The House overwhelmingly passed a bill to impose new security requirements on President Barack Obama's health care law as Republicans maintained an election-year focus on the contentious program and its troubled rollout.

The vote Friday was 291-122 for the measure that Republicans said would address potential data breaches, though they offered no examples in which personal data had been compromised through the government website.  There were 67 Democrats who joined with Republicans to back the measure.

The bill was the first of several targeting "Obamacare" this year in the GOP-led House. Republicans see the law's woes as paying political dividends in November's midterm contests and vow to be relentless in highlighting what they consider a disastrous law.

The administration opposes the bill, which stands no chance in the Democratic-led Senate.

Republicans insisted the legislation was necessary to address potential problems, pointing to last year's security breach at Target Corp. The nation's second-largest retailer said Friday that personal information connected to about 70 million customers through credit and debit card accounts had been stolen in a pre-Christmas data breach.

"What if Target had not bothered to tell anyone?" asked Rep. Joe Pitts, R-Pa., who argued that the Health and Human Services Department's promise to notify Americans of security breaches needed the force of law.

The measure would require the secretary of health and human services to notify an individual within two business days of any security breach involving personal data provided to the government during health care enrollment.

Rep. Kevin McCarthy, R-Calif., spoke of "credible and documented fear" of the health care website.

Democrats said there had been no security breaches at the health care website and the bill was simply a Republican effort to scare Americans from signing up for coverage with misinformation.

"They are trying to put fear into the public," said Rep. Frank Pallone, D-N.J.

Rep. Diane DeGette, D-Colo., described the legislation as a "solution in search of a problem."

In fact, there was at least one breach last year. A North Carolina man tried to log on to the website and got a South Carolina man's personal information. The administration had to scramble to make a software fix.

Republicans used debate on the bill to assail the health care law, using oft-repeated criticism such as "train wreck" and disaster.

The goal of the Affordable Care Act is to expand coverage to tens of millions of Americans who lack insurance, to lower health care costs, to increase access to preventive services and to eliminate some of the pre-existing condition requirements that insurance companies have used to deny coverage. The health care website HealthCare.gov got off to a calamitous start on Oct. 1, followed quickly by widespread reports of canceled policies and higher premiums.

To date, more than 2 million Americans have signed up for coverage through the federal marketplace covering 36 states and exchanges in 14 states.
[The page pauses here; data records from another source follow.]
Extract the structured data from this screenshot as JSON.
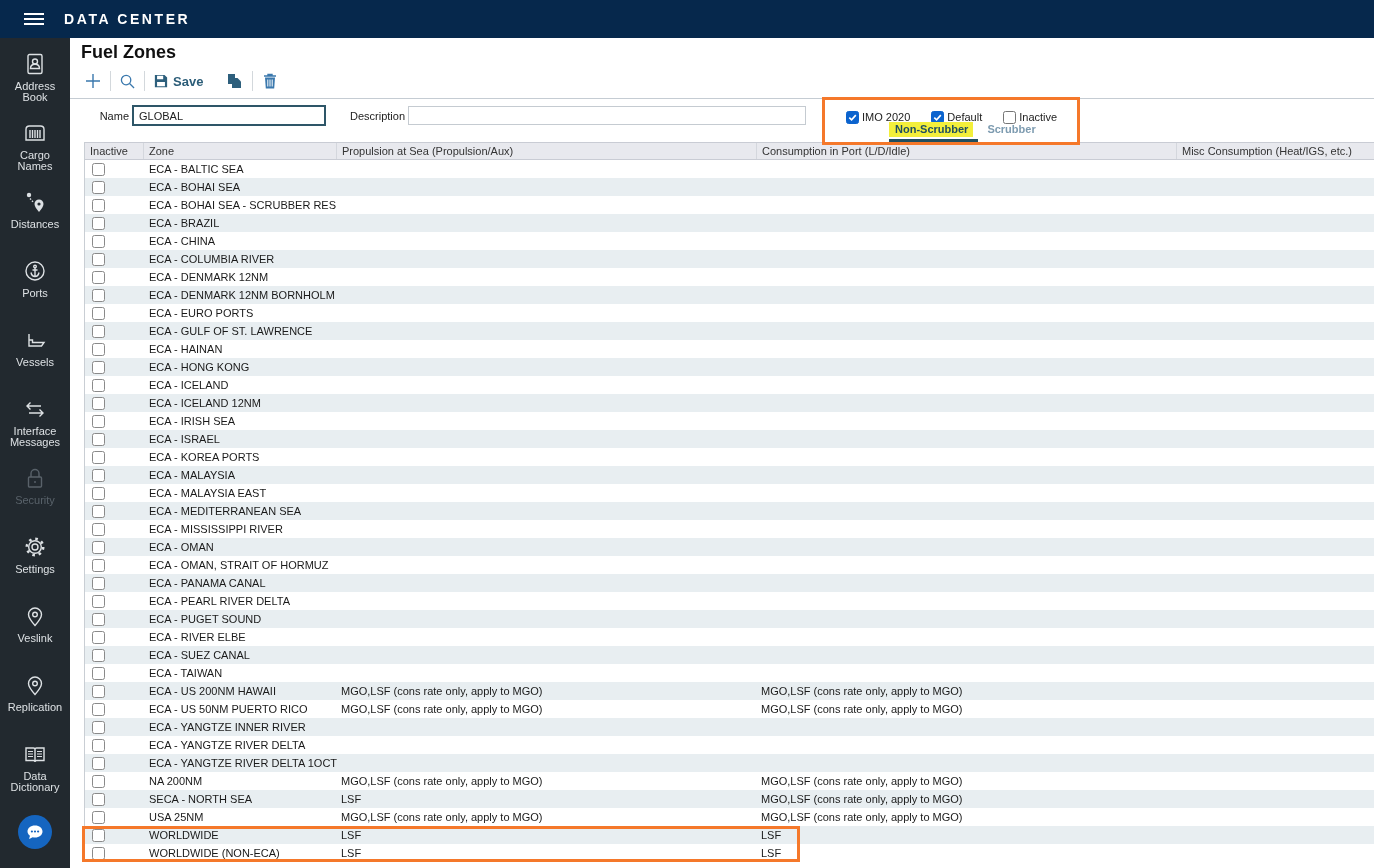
{
  "header": {
    "title": "DATA CENTER"
  },
  "sidebar": {
    "items": [
      {
        "kind": "contact",
        "label": "Address Book",
        "disabled": false
      },
      {
        "kind": "container",
        "label": "Cargo Names",
        "disabled": false
      },
      {
        "kind": "route",
        "label": "Distances",
        "disabled": false
      },
      {
        "kind": "anchor",
        "label": "Ports",
        "disabled": false
      },
      {
        "kind": "ship",
        "label": "Vessels",
        "disabled": false
      },
      {
        "kind": "arrows",
        "label": "Interface Messages",
        "disabled": false
      },
      {
        "kind": "lock",
        "label": "Security",
        "disabled": true
      },
      {
        "kind": "gear",
        "label": "Settings",
        "disabled": false
      },
      {
        "kind": "pin",
        "label": "Veslink",
        "disabled": false
      },
      {
        "kind": "pin",
        "label": "Replication",
        "disabled": false
      },
      {
        "kind": "book",
        "label": "Data Dictionary",
        "disabled": false
      }
    ]
  },
  "page": {
    "title": "Fuel Zones"
  },
  "toolbar": {
    "groups": [
      [
        {
          "kind": "add"
        }
      ],
      [
        {
          "kind": "search"
        }
      ],
      [
        {
          "kind": "save",
          "label": "Save"
        },
        {
          "kind": "copy"
        }
      ],
      [
        {
          "kind": "delete"
        }
      ]
    ]
  },
  "form": {
    "name": {
      "label": "Name",
      "value": "GLOBAL",
      "focused": true
    },
    "description": {
      "label": "Description",
      "focused": false
    }
  },
  "options": {
    "highlighted": true,
    "checkboxes": [
      {
        "label": "IMO 2020",
        "checked": true
      },
      {
        "label": "Default",
        "checked": true
      },
      {
        "label": "Inactive",
        "checked": false
      }
    ],
    "tabs": [
      {
        "label": "Non-Scrubber",
        "selected": true,
        "highlighted": true
      },
      {
        "label": "Scrubber",
        "selected": false,
        "highlighted": false
      }
    ]
  },
  "table": {
    "columns": [
      "Inactive",
      "Zone",
      "Propulsion at Sea (Propulsion/Aux)",
      "Consumption in Port (L/D/Idle)",
      "Misc Consumption (Heat/IGS, etc.)"
    ],
    "rows": [
      {
        "inactive": false,
        "zone": "ECA - BALTIC SEA",
        "highlighted": false
      },
      {
        "inactive": false,
        "zone": "ECA - BOHAI SEA",
        "highlighted": false
      },
      {
        "inactive": false,
        "zone": "ECA - BOHAI SEA - SCRUBBER RES",
        "highlighted": false
      },
      {
        "inactive": false,
        "zone": "ECA - BRAZIL",
        "highlighted": false
      },
      {
        "inactive": false,
        "zone": "ECA - CHINA",
        "highlighted": false
      },
      {
        "inactive": false,
        "zone": "ECA - COLUMBIA RIVER",
        "highlighted": false
      },
      {
        "inactive": false,
        "zone": "ECA - DENMARK 12NM",
        "highlighted": false
      },
      {
        "inactive": false,
        "zone": "ECA - DENMARK 12NM BORNHOLM",
        "highlighted": false
      },
      {
        "inactive": false,
        "zone": "ECA - EURO PORTS",
        "highlighted": false
      },
      {
        "inactive": false,
        "zone": "ECA - GULF OF ST. LAWRENCE",
        "highlighted": false
      },
      {
        "inactive": false,
        "zone": "ECA - HAINAN",
        "highlighted": false
      },
      {
        "inactive": false,
        "zone": "ECA - HONG KONG",
        "highlighted": false
      },
      {
        "inactive": false,
        "zone": "ECA - ICELAND",
        "highlighted": false
      },
      {
        "inactive": false,
        "zone": "ECA - ICELAND 12NM",
        "highlighted": false
      },
      {
        "inactive": false,
        "zone": "ECA - IRISH SEA",
        "highlighted": false
      },
      {
        "inactive": false,
        "zone": "ECA - ISRAEL",
        "highlighted": false
      },
      {
        "inactive": false,
        "zone": "ECA - KOREA PORTS",
        "highlighted": false
      },
      {
        "inactive": false,
        "zone": "ECA - MALAYSIA",
        "highlighted": false
      },
      {
        "inactive": false,
        "zone": "ECA - MALAYSIA EAST",
        "highlighted": false
      },
      {
        "inactive": false,
        "zone": "ECA - MEDITERRANEAN SEA",
        "highlighted": false
      },
      {
        "inactive": false,
        "zone": "ECA - MISSISSIPPI RIVER",
        "highlighted": false
      },
      {
        "inactive": false,
        "zone": "ECA - OMAN",
        "highlighted": false
      },
      {
        "inactive": false,
        "zone": "ECA - OMAN, STRAIT OF HORMUZ",
        "highlighted": false
      },
      {
        "inactive": false,
        "zone": "ECA - PANAMA CANAL",
        "highlighted": false
      },
      {
        "inactive": false,
        "zone": "ECA - PEARL RIVER DELTA",
        "highlighted": false
      },
      {
        "inactive": false,
        "zone": "ECA - PUGET SOUND",
        "highlighted": false
      },
      {
        "inactive": false,
        "zone": "ECA - RIVER ELBE",
        "highlighted": false
      },
      {
        "inactive": false,
        "zone": "ECA - SUEZ CANAL",
        "highlighted": false
      },
      {
        "inactive": false,
        "zone": "ECA - TAIWAN",
        "highlighted": false
      },
      {
        "inactive": false,
        "zone": "ECA - US 200NM HAWAII",
        "propulsion_at_sea": "MGO,LSF (cons rate only, apply to MGO)",
        "consumption_in_port": "MGO,LSF (cons rate only, apply to MGO)",
        "highlighted": false
      },
      {
        "inactive": false,
        "zone": "ECA - US 50NM PUERTO RICO",
        "propulsion_at_sea": "MGO,LSF (cons rate only, apply to MGO)",
        "consumption_in_port": "MGO,LSF (cons rate only, apply to MGO)",
        "highlighted": false
      },
      {
        "inactive": false,
        "zone": "ECA - YANGTZE INNER RIVER",
        "highlighted": false
      },
      {
        "inactive": false,
        "zone": "ECA - YANGTZE RIVER DELTA",
        "highlighted": false
      },
      {
        "inactive": false,
        "zone": "ECA - YANGTZE RIVER DELTA 1OCT",
        "highlighted": false
      },
      {
        "inactive": false,
        "zone": "NA 200NM",
        "propulsion_at_sea": "MGO,LSF (cons rate only, apply to MGO)",
        "consumption_in_port": "MGO,LSF (cons rate only, apply to MGO)",
        "highlighted": false
      },
      {
        "inactive": false,
        "zone": "SECA - NORTH SEA",
        "propulsion_at_sea": "LSF",
        "consumption_in_port": "MGO,LSF (cons rate only, apply to MGO)",
        "highlighted": false
      },
      {
        "inactive": false,
        "zone": "USA 25NM",
        "propulsion_at_sea": "MGO,LSF (cons rate only, apply to MGO)",
        "consumption_in_port": "MGO,LSF (cons rate only, apply to MGO)",
        "highlighted": false
      },
      {
        "inactive": false,
        "zone": "WORLDWIDE",
        "propulsion_at_sea": "LSF",
        "consumption_in_port": "LSF",
        "highlighted": true
      },
      {
        "inactive": false,
        "zone": "WORLDWIDE (NON-ECA)",
        "propulsion_at_sea": "LSF",
        "consumption_in_port": "LSF",
        "highlighted": true
      }
    ]
  }
}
At the same time, at least 4.7 million people who buy their own insurance were told their policies would no longer be offered this year because they failed to meet the standards of the law.

Republicans who steadfastly opposed the law seized on Obama's proclamation -- repeated by many Democrats -- that if you like your health care, you can keep it, using the law as a political cudgel. The House voted more than 40 times last year to repeal, replace or undo parts of the law.

The administration, in objecting to the measure, said it already has implemented safeguards to secure personal information and notify consumers if a breach occurs.

"When consumers fill out their online marketplace applications, they can trust that the information that they are providing is protected by stringent security standards," the administration said in a statement Thursday.

The House had planned to vote on another bill that would require the administration to report weekly on the number of visits to the government health care website, the number of Americans who applied and the number of enrollees by ZIP code, as well as other statistics. The administration has opposed this measure, saying it has been providing information on enrollments, and the added requirements would force it to hire new staff.